VCST, a world-class automotive supplier of powertrain and brake components, leverages ThingWorx Operator Advisor App. This specialized app allows access to work instructions from Windchill, ensuring that the shop floor always has 3D-based, rich, and up-to-date work instructions coupled with work order information from SAP. With it, VCST is creating digital continuity across the organization. Specifically, it has improved shop floor execution and monitoring, equipment monitoring, maintenance execution, quality control/capture, and provide guided instructions for a PLM/SAP experience linked to master data management.
As these examples illustrate, by harnessing the complementary nature of ERP and PLM systems, these manufacturers are enabling the digital transformation that gives them a competitive edge. Breaking down the silos between different parts of the business means unlocking the full potential for innovation in their organizations.
If you’re interested in learning more, I recommend you read the whitepaper “PLM and ERP: Their Respective Roles in Modern Manufacturing.”
Mark Taber is Vice President of Marketing. In his current role, Mark is focused on helping manufacturers drive digital transformation, with a foundation of PLM and the digital thread, within the enterprise and across enterprises.
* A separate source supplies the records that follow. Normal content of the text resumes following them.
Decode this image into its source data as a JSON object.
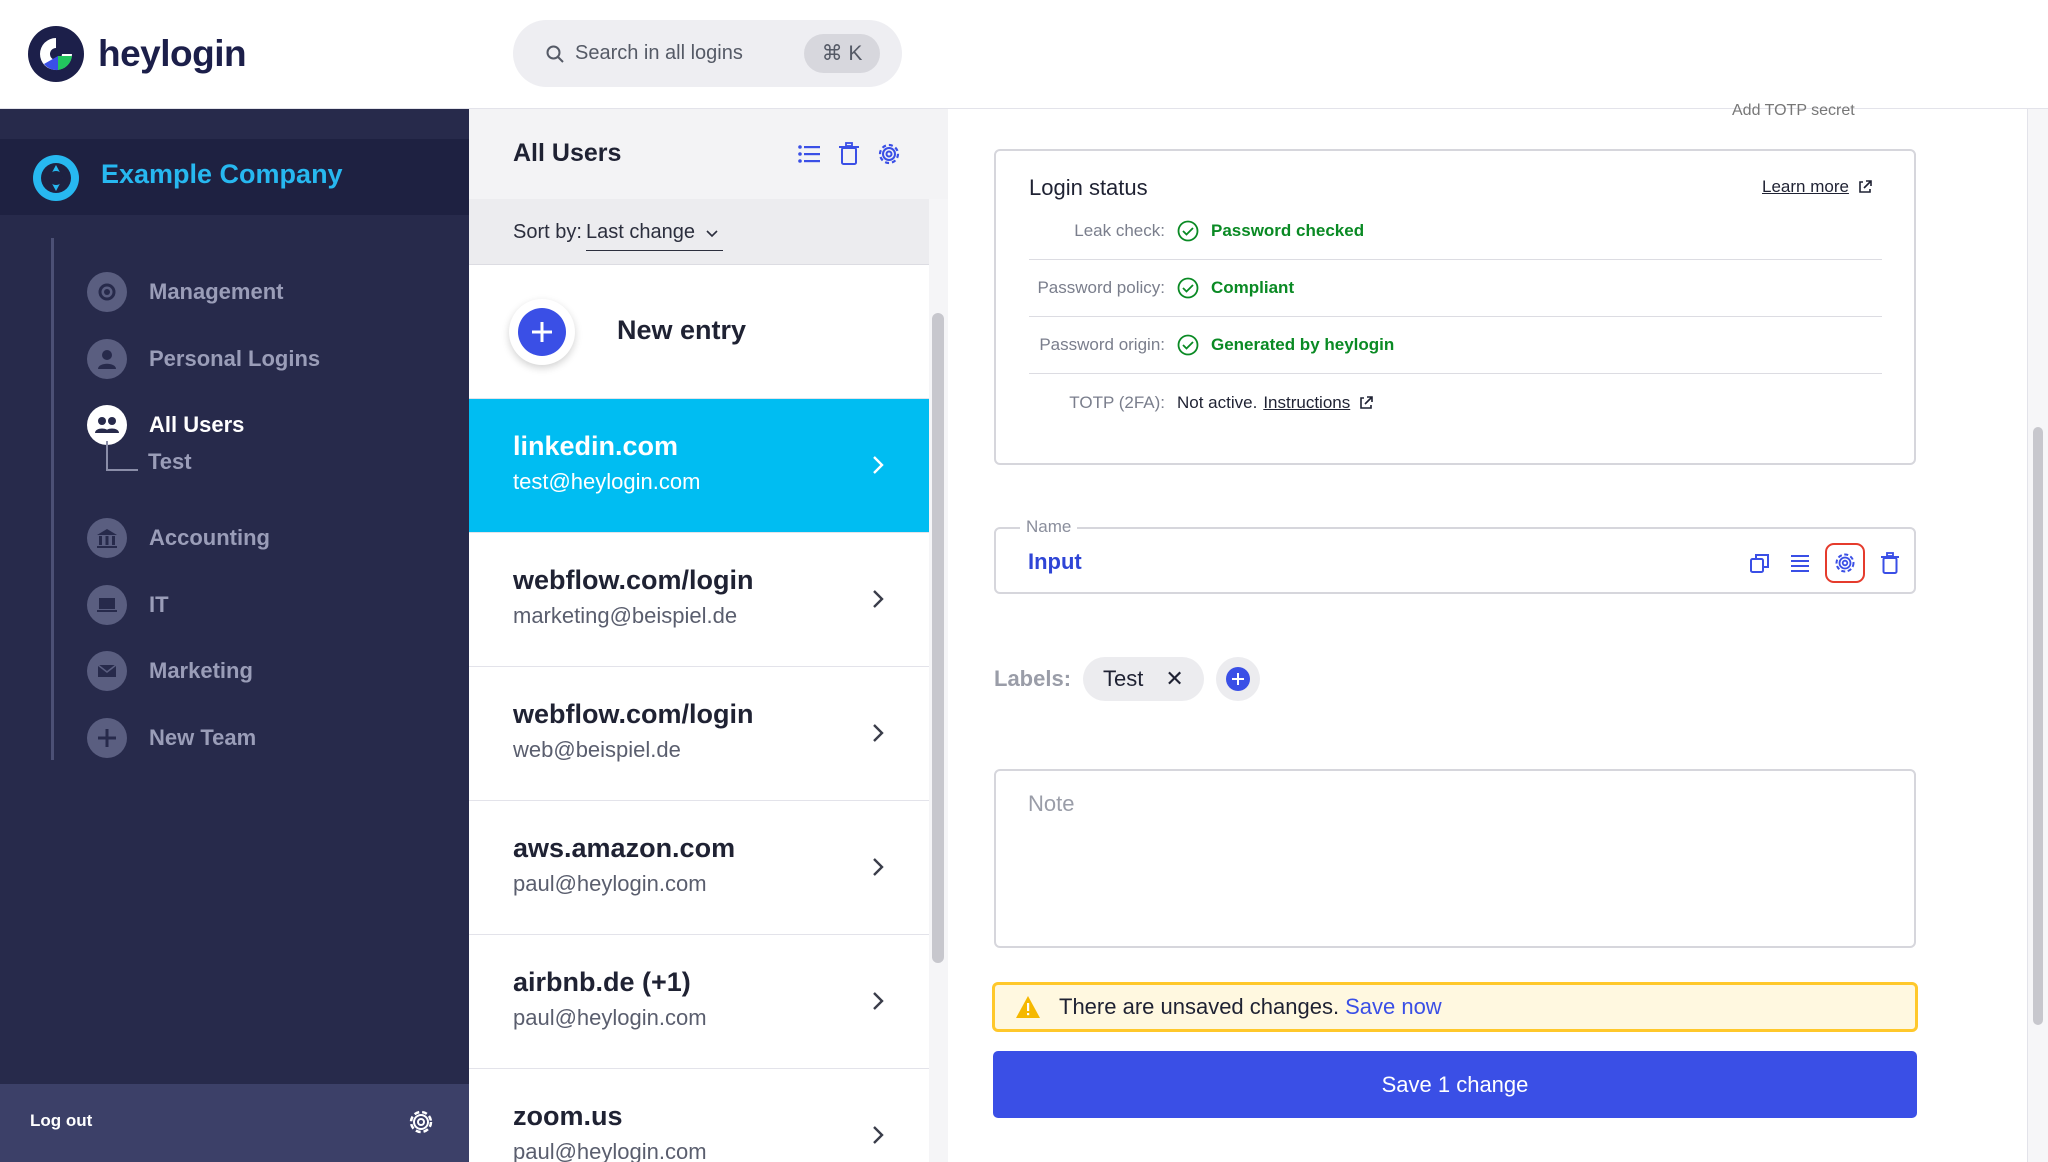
{
  "brand": {
    "name": "heylogin",
    "accent": "#3a4fe6",
    "highlight": "#00bdf2"
  },
  "search": {
    "placeholder": "Search in all logins",
    "shortcut": "⌘ K",
    "icon": "search-icon"
  },
  "sidebar": {
    "company": "Example Company",
    "items": [
      {
        "label": "Management",
        "icon": "gear-icon"
      },
      {
        "label": "Personal Logins",
        "icon": "user-icon"
      },
      {
        "label": "All Users",
        "icon": "users-icon",
        "active": true
      },
      {
        "label": "Accounting",
        "icon": "bank-icon"
      },
      {
        "label": "IT",
        "icon": "laptop-icon"
      },
      {
        "label": "Marketing",
        "icon": "envelope-icon"
      },
      {
        "label": "New Team",
        "icon": "plus-icon"
      }
    ],
    "sub_item": "Test",
    "logout": "Log out"
  },
  "list": {
    "title": "All Users",
    "sort_label": "Sort by:",
    "sort_value": "Last change",
    "new_entry": "New entry",
    "entries": [
      {
        "title": "linkedin.com",
        "sub": "test@heylogin.com",
        "selected": true
      },
      {
        "title": "webflow.com/login",
        "sub": "marketing@beispiel.de"
      },
      {
        "title": "webflow.com/login",
        "sub": "web@beispiel.de"
      },
      {
        "title": "aws.amazon.com",
        "sub": "paul@heylogin.com"
      },
      {
        "title": "airbnb.de (+1)",
        "sub": "paul@heylogin.com"
      },
      {
        "title": "zoom.us",
        "sub": "paul@heylogin.com"
      }
    ]
  },
  "detail": {
    "cut_text": "Add TOTP secret",
    "status": {
      "title": "Login status",
      "learn_more": "Learn more",
      "leak_key": "Leak check:",
      "leak_val": "Password checked",
      "policy_key": "Password policy:",
      "policy_val": "Compliant",
      "origin_key": "Password origin:",
      "origin_val": "Generated by heylogin",
      "totp_key": "TOTP (2FA):",
      "totp_val": "Not active.",
      "totp_link": "Instructions"
    },
    "name_field": {
      "legend": "Name",
      "value": "Input"
    },
    "labels": {
      "key": "Labels:",
      "chips": [
        "Test"
      ]
    },
    "note": {
      "placeholder": "Note"
    },
    "warning": {
      "text": "There are unsaved changes.",
      "link": "Save now"
    },
    "save_button": "Save 1 change"
  }
}
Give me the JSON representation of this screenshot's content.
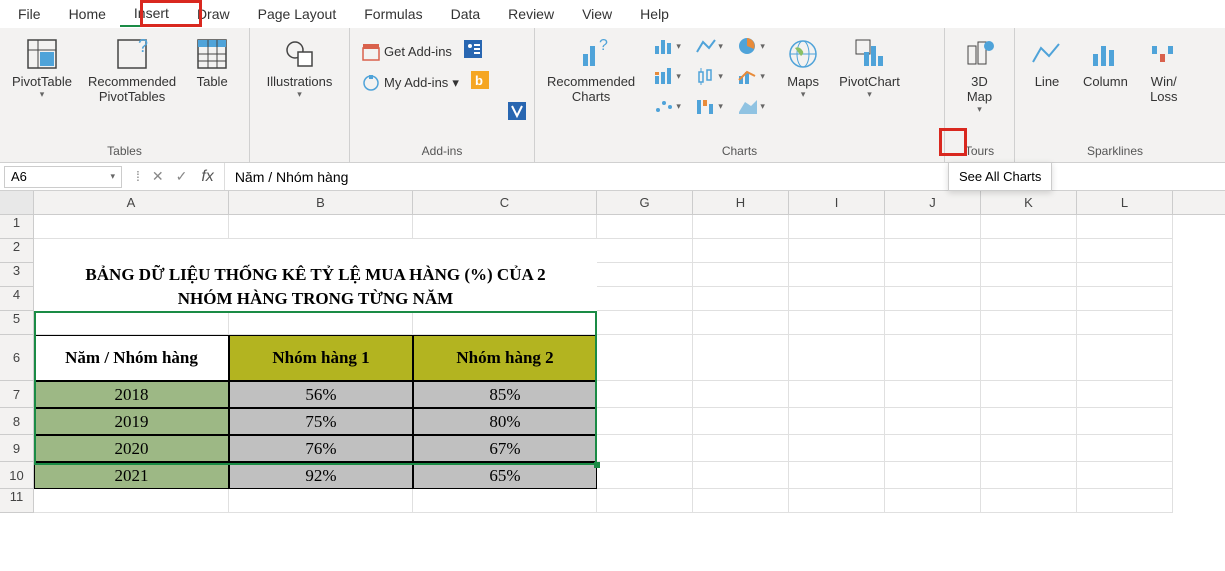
{
  "tabs": [
    "File",
    "Home",
    "Insert",
    "Draw",
    "Page Layout",
    "Formulas",
    "Data",
    "Review",
    "View",
    "Help"
  ],
  "active_tab_index": 2,
  "ribbon": {
    "tables": {
      "label": "Tables",
      "pivot": "PivotTable",
      "recpivot": "Recommended\nPivotTables",
      "table": "Table"
    },
    "illus": {
      "label": "Illustrations"
    },
    "addins": {
      "label": "Add-ins",
      "get": "Get Add-ins",
      "my": "My Add-ins"
    },
    "charts": {
      "label": "Charts",
      "rec": "Recommended\nCharts",
      "maps": "Maps",
      "pivotchart": "PivotChart"
    },
    "tours": {
      "label": "Tours",
      "map3d": "3D\nMap"
    },
    "spark": {
      "label": "Sparklines",
      "line": "Line",
      "col": "Column",
      "winloss": "Win/\nLoss"
    }
  },
  "tooltip": "See All Charts",
  "namebox": "A6",
  "formula": "Năm / Nhóm hàng",
  "cols": {
    "A": 195,
    "B": 184,
    "C": 184,
    "G": 96,
    "H": 96,
    "I": 96,
    "J": 96,
    "K": 96,
    "L": 96
  },
  "title1": "BẢNG DỮ LIỆU THỐNG KÊ TỶ LỆ MUA HÀNG (%) CỦA 2",
  "title2": "NHÓM HÀNG TRONG TỪNG NĂM",
  "headers": [
    "Năm / Nhóm hàng",
    "Nhóm hàng 1",
    "Nhóm hàng 2"
  ],
  "data_rows": [
    [
      "2018",
      "56%",
      "85%"
    ],
    [
      "2019",
      "75%",
      "80%"
    ],
    [
      "2020",
      "76%",
      "67%"
    ],
    [
      "2021",
      "92%",
      "65%"
    ]
  ],
  "chart_data": {
    "type": "table",
    "title": "BẢNG DỮ LIỆU THỐNG KÊ TỶ LỆ MUA HÀNG (%) CỦA 2 NHÓM HÀNG TRONG TỪNG NĂM",
    "categories": [
      "2018",
      "2019",
      "2020",
      "2021"
    ],
    "series": [
      {
        "name": "Nhóm hàng 1",
        "values": [
          56,
          75,
          76,
          92
        ]
      },
      {
        "name": "Nhóm hàng 2",
        "values": [
          85,
          80,
          67,
          65
        ]
      }
    ],
    "unit": "%"
  }
}
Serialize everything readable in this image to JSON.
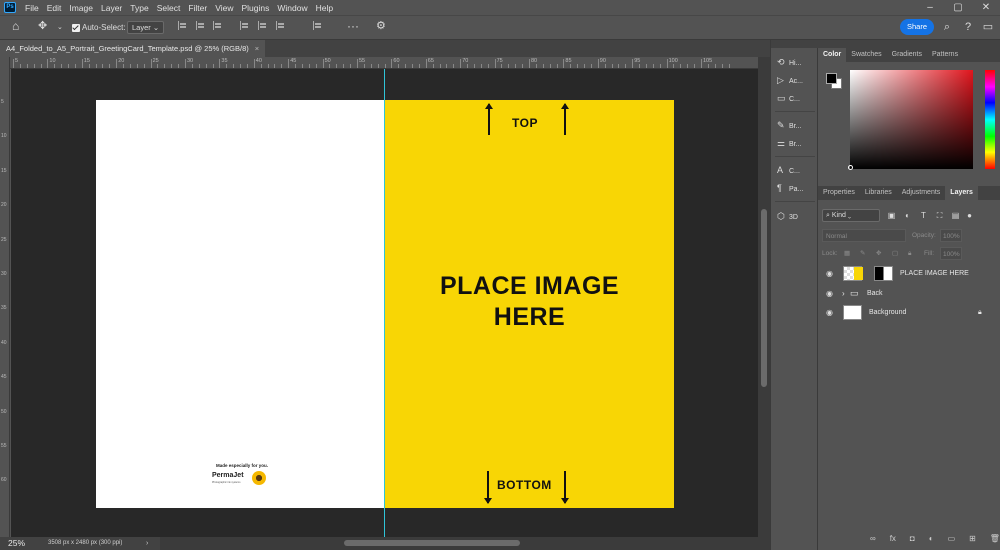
{
  "menu": {
    "logo": "Ps",
    "items": [
      "File",
      "Edit",
      "Image",
      "Layer",
      "Type",
      "Select",
      "Filter",
      "View",
      "Plugins",
      "Window",
      "Help"
    ]
  },
  "options": {
    "auto_select_label": "Auto-Select:",
    "auto_select_value": "Layer",
    "share_label": "Share"
  },
  "document": {
    "tab_title": "A4_Folded_to_A5_Portrait_GreetingCard_Template.psd @ 25% (RGB/8)",
    "tab_close": "×"
  },
  "rulers": {
    "h_labels": [
      "5",
      "10",
      "15",
      "20",
      "25",
      "30",
      "35",
      "40",
      "45",
      "50",
      "55",
      "60",
      "65",
      "70",
      "75",
      "80",
      "85",
      "90",
      "95",
      "100",
      "105"
    ],
    "v_labels": [
      "5",
      "10",
      "15",
      "20",
      "25",
      "30",
      "35",
      "40",
      "45",
      "50",
      "55",
      "60"
    ]
  },
  "card": {
    "top_label": "TOP",
    "bottom_label": "BOTTOM",
    "place_line1": "PLACE IMAGE",
    "place_line2": "HERE",
    "made_text": "Made especially for you.",
    "brand": "PermaJet",
    "brand_sub": "Photographic ink systems"
  },
  "status": {
    "zoom": "25%",
    "doc_info": "3508 px x 2480 px (300 ppi)",
    "arrow": "›"
  },
  "panel_column": {
    "items": [
      "Hi...",
      "Ac...",
      "C...",
      "Br...",
      "Br...",
      "C...",
      "Pa...",
      "3D"
    ]
  },
  "color_panel": {
    "tabs": [
      "Color",
      "Swatches",
      "Gradients",
      "Patterns"
    ],
    "foreground": "#000000",
    "background": "#ffffff"
  },
  "layers_panel": {
    "tabs": [
      "Properties",
      "Libraries",
      "Adjustments",
      "Layers"
    ],
    "kind_label": "Kind",
    "blend_mode": "Normal",
    "opacity_label": "Opacity:",
    "opacity_value": "100%",
    "lock_label": "Lock:",
    "fill_label": "Fill:",
    "fill_value": "100%",
    "layers": [
      {
        "name": "PLACE IMAGE HERE"
      },
      {
        "name": "Back"
      },
      {
        "name": "Background"
      }
    ]
  },
  "colors": {
    "accent": "#1473e6",
    "card_yellow": "#f8d605",
    "guide": "#30c4d8"
  }
}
Mark has more than 30 years of experience working in the areas of process automation, application integration, cyber security, and development. Prior to PTC, Mark was CEO of Active Endpoints (acquired by Informatica), a process automation firm. A graduate of the Wharton School, Mark currently lives in Raleigh, North Carolina.